2-3 green onions, cut into 1- or 2-inch lengths
some solids from the kimchi jar

Preheat oven to 425.

Heat peanut oil on medium-high in a nonstick, oven-safe pan or a cast iron skillet. Tong the batter-coated vegetables out of the bowl into the pan, distributing them evenly. Pour the rest of the batter over the top. Turn heat down to medium and cook, without stirring, for a few minutes. Transfer to oven and cook for 12-20 minutes, until lightly browned in patches.

Serve with thin dipping sauce made from:

spoonful of sambal
wine or rice vinegar
soy sauce
sesame oil

Cut into squares using pizza cutter or knife.

Saturday, March 15, 2014

Grilled Chicken a la Rubber Mallet

We had grilled chicken like this in Portugal, and yesterday Dad and Russell recreated it.

1 medium broiling chicken (3 to 4 pounds), split in half through the breastbone
Red chile flakes
Several cloves of garlic
Juice of one lemon
1 rubber mallet

Pound the chicken with salt, chile flakes, and garlic to flatten slightly, in order to make each half more or less an even thickness.  Squeeze the lemon juice over all and let sit for an hour or so.

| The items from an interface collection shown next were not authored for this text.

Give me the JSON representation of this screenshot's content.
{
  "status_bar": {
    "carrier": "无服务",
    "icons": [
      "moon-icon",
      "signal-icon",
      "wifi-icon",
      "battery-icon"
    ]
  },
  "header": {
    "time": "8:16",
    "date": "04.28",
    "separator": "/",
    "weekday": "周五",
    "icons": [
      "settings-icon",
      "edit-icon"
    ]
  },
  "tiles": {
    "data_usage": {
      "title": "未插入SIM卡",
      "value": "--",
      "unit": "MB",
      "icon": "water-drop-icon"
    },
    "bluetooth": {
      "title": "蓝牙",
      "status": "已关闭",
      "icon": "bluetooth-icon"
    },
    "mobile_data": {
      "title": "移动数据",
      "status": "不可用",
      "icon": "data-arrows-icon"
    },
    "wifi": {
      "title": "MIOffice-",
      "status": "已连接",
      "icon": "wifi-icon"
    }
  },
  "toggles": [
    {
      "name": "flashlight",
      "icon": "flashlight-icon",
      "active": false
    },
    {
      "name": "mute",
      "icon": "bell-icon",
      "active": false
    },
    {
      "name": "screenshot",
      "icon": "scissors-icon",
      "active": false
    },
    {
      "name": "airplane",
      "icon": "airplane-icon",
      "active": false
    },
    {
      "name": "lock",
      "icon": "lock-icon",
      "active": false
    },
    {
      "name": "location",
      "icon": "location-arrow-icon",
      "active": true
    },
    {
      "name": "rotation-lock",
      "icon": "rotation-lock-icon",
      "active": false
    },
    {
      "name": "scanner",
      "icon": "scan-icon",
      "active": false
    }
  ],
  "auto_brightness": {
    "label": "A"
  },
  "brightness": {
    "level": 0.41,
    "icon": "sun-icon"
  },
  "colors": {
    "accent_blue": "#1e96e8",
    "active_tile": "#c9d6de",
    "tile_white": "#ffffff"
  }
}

Grill indirectly over a hot charcoal and mesquite fire (that is, put a drip pan in the middle and push the hot coals to the side before putting on the chicken) and grill, covered, for one hour, turning every 15 minutes.   Let rest ten minutes or more before serving.